    3. Please stick with the facts

      Your boy the Self Admitted Serial Sexual Predator, Two Bit Grifter, and Draft Dodger
      SURRENDERED to the Taliban in Feb of 2020

      As to the qualifications of the NTSB Chairman
      They don't need a pilot per say
      They need a MANAGER

  2. NTSB is silent on the "Pilatus PC-12/47E, N56KJ: Fatal accident occurred November 30, 2019 near Chamberlain Municipal Airport (9V9), Brule County, South Dakota. The pilot and eight passengers from the eleven onboard sustained fatal injures. The surviving three passengers are in stable condition, all members of a prominent Montana family."

  3. Covid has cost lives and jobs for some. For government paper pushers, it is paid time off.

    1. Don't blame the NTSB - blame Congress ...

  4. It’s a shame how the NTSB has been neglected over the years, where if they were truly administered correctly and their reports published with more concise findings, it could be a valuable learning tool for pilots. To often I read that they either don’t show up or, the cause is vague, ie pilot error.
    Yes, Covid has been a blanket excuse for so many government bottlenecks and worse, system break downs.
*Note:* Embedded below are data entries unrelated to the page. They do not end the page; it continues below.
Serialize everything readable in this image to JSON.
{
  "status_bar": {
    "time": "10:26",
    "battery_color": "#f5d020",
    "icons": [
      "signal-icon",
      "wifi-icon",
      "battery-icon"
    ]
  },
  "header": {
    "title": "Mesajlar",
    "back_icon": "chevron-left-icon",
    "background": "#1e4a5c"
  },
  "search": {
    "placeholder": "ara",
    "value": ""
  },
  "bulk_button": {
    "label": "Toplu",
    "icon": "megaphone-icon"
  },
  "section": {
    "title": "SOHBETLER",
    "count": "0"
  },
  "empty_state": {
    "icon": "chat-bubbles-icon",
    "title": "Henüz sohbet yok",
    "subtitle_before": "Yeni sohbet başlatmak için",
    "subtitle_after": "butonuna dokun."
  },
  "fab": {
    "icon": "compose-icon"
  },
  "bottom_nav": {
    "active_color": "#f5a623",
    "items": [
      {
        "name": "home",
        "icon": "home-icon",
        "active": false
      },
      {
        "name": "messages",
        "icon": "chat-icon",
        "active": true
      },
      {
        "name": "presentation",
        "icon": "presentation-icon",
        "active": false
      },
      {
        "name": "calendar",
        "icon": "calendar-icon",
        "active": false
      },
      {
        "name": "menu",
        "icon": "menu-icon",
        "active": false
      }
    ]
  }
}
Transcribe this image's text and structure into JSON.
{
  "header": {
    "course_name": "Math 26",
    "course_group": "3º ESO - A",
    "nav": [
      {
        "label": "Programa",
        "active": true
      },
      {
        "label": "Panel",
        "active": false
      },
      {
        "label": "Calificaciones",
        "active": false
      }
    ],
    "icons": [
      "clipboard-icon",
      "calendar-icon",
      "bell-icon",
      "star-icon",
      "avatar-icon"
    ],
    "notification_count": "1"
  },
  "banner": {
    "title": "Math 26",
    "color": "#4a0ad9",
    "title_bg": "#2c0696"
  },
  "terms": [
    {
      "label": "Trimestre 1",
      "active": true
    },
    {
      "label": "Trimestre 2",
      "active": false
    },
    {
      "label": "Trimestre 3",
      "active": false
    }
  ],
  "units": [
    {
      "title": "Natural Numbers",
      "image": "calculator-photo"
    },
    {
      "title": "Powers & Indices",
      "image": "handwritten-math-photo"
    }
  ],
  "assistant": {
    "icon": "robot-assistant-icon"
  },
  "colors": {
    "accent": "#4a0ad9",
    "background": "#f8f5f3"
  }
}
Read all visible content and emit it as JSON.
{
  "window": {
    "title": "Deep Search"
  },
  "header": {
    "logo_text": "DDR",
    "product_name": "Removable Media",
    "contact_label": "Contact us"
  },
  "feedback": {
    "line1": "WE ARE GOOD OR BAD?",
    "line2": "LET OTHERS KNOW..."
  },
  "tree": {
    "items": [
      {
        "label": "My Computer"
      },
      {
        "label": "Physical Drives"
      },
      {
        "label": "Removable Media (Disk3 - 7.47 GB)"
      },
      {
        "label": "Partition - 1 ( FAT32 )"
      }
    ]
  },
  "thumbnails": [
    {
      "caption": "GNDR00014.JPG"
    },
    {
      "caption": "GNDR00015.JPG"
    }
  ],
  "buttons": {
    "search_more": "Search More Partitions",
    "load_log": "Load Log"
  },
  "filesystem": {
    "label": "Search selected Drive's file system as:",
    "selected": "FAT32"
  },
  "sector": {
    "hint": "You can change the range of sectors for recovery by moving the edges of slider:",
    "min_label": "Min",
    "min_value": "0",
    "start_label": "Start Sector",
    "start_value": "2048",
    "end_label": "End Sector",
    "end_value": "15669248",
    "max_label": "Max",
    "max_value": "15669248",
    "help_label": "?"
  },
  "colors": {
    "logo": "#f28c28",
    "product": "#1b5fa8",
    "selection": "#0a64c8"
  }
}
Covid has proven to be the greatest political weapon of all time, in any other universe it would be seen as “the flu”. No intention of trying to start a political debate, but the citizens of this country truly need to wake the hell up. Take a more critical look at the statistics of Covid without all of the government noise.
    As for the NTSB and the FAA, better leadership and better use of resources will undoubtedly save pilot lives.

  5. You can't complain about NTSB resources while also constantly asking for lower taxes and fees. It takes money for the NTSB to do what they do.

  6. The NTSB aircraft accident database used to be useful and interesting. I would sometimes use it when flight instructing in the mid 2000's to make a point. It has been reorganized, and is now virtually useless for that purpose, "browsing" is now either difficult or not possible. The CAROL system is NOT user friendly. My guess is that this was not an "accident", the data was probably reorganized at high cost into a barely useful system, just enough to give the appearance of transparency.

  7. Thank you Kenneth for setting the record straight.
    Also Board Chairman is merely an administrative position not an investigatory position. And the NTSB handles all transportation safety issues, not just aviation.

  8. This: "According to a witness, the pilot routinely flew low over a ranch to alert the ranch hands that he would be landing at 52S and required a ride back to the ranch. On this occasion he was observed flying lower than normal. Multiple witnesses reported that they heard the airplane approaching then saw sparks erupting as the airplane flew passed wires located about 50 ft above the ground. All the witnesses reported seeing the airplane descend to the ground where it tumbled for about 400 ft."

    Do we need the NTSB report for this one?

  9. Doesn't seem like you need the NTSB to figure out what happened here.